When the human body dies, we all know where it may end up – in an urn, a cemetery, or the bottom of the ocean, to name a few – but what about our material possessions? Do we really know where our things end up after they’ve ran their course? Don’t be so quick to assume that everything we discard is whisked away to the junkyard, the landfill, or the recycling center. Some objects are fortunate enough to be brought to a designated graveyard, where they can be discovered and cherished for many years to come.
Before you chuck your toothbrush, consider the fact that maybe there’s a place for you to respectfully lay it to rest. The same goes for other objects like neon signs, phone booths, and toilets. The world is filled with fascinating graveyards for abandoned things. Let’s take a look at 7 of them.
Decades ago in China, consumer goods such as personal vehicles and T.V.s were reserved for only wealthy folks. The common man had no choice but to hail a taxi every time he needed to go somewhere. Because of that, China was overridden with yellow taxis. In 1978, the Chinese economy started growing and, thirty four years later, it’s still going strong. Personal vehicles become more and more accessible to the Chinese middle class, and the yellow taxis eventually become obsolete. The government had to put them somewhere, so they created this yellow taxi graveyard.
This island, located in the middle of an ancient lake, is chock full of abandoned dolls hung from trees, tied to fences, and scattered across the ground. The story behind this is very strange. In the 1950s, an eccentric man named Don Julian Santana left his family and lived like a hermit on this island. One day, he found a little girl’s body floating in the water, so he started collecting thousands of discarded dolls because he thought they would keep the little girl’s spirit company on the lonely island. Don Julian spent the last 50 years of his life collecting dolls and decorating the island with them until his death in 2001. Visitors have reported hearing the dolls whispering as they passed them.

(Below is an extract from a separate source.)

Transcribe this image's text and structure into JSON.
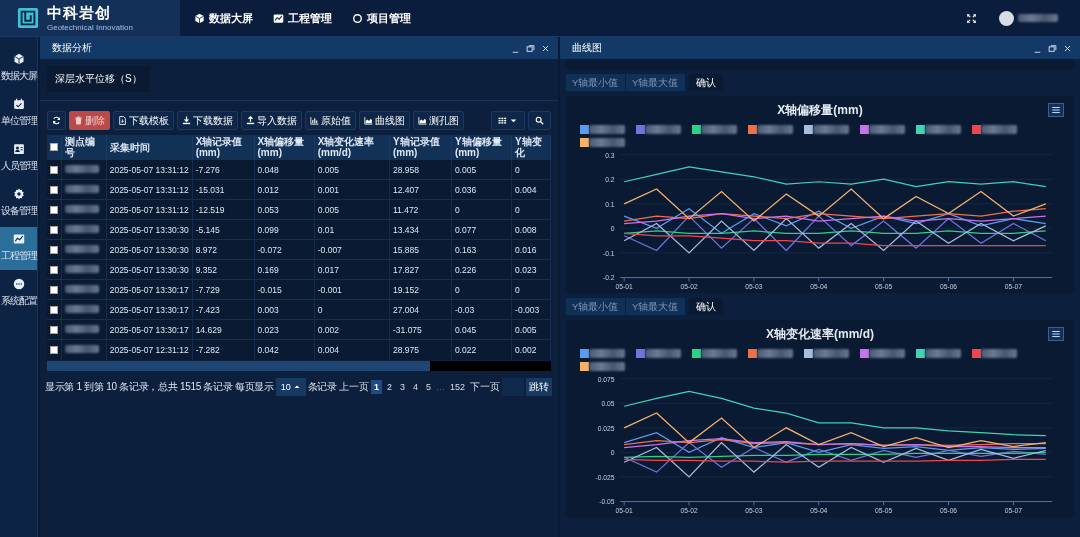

Want to know what Vegas was like 30 years ago? This neon boneyard can show you. Located north of Old Vegas, the six-acre boneyard features old neon signs from iconic old casinos and other businesses. It’s owned by the Neon Museum, an independent non-profit. Here, you’ll discover some of the signs that were shown in old Hollywood movies like Mars Attacks, National Lampoon’s Vegas Vacation, and Honey, I Blew Up the Kid.
Every anchor has its own story. This anchor graveyard on Portugal’s Tavira Island has several hundred rusted anchors lined up among the dunes. Each anchor used to belong to a fisherman who lost his livelihood when the tuna population dwindled and eventually abandoned the coasts. Since Tavira Island thrived on the tuna fishing industry, its economy was hit pretty hard when the tuna supply dried up. The fishermen had to find a new field of work. This anchor graveyard serves as a memorial for the island’s former tuna fishing industry.
Located on a quiet rural road, this toothbrush fence boasts hundreds of used toothbrushes sent in from all over the world. This all began when a local man named Laird McGillicuddy Graeme Cairns started hanging up his own collection of used toothbrushes. Soon enough, people began adding their own toothbrushes to the fence. Even famous people like New Zealand’s Prime Minister Helen Clark and Academy Award-winning musician Bret McKenzie added their toothbrushes to the collection. If you can’t make it to New Zealand, you can mail in your toothbrush! The address is: The Toothbrush Bucket / 294 Limeworks Loop Road, / Te Pahu, R D 5 / Hamilton / New Zealand
After having served people for years, ten thousand used toilets went on to become part of a giant waterfall. Designed by famous Chinese artist Shu Yong, the waterfall is 328 feet long and 16.4 feet tall. While the toilets have a new purpose, the waterfall is still a collection of old and abandoned toilets, each of which has its own history.
This unusual graveyard lies in an abandoned industrial estate. Scattered across it are red phone booths from various time periods. Some are 85-year-old kiosks, and some are modern state-of-the-art models. When one of Britain’s red phone boxes gets damaged and cannot be repaired, it ends up here. Red phone booths are becoming popular, so people from all over the world are lining up to buy one from this graveyard. Be sure to check it out before the entire graveyard clears up!
– The coke machine graveyard in Guntersville, Alabama
– The FEMA trailer graveyard in Purvis, Mississippi
– The bicycle graveyard in Tokyo, Japan
– The train graveyard in Uyuni, Bolivia
– The airplane graveyard in Tucson, Arizona
– The Soviet tank graveyard in Kabul, Afghanistan
– The vending machine graveyard in Tamamura, Gunma-ken, Japan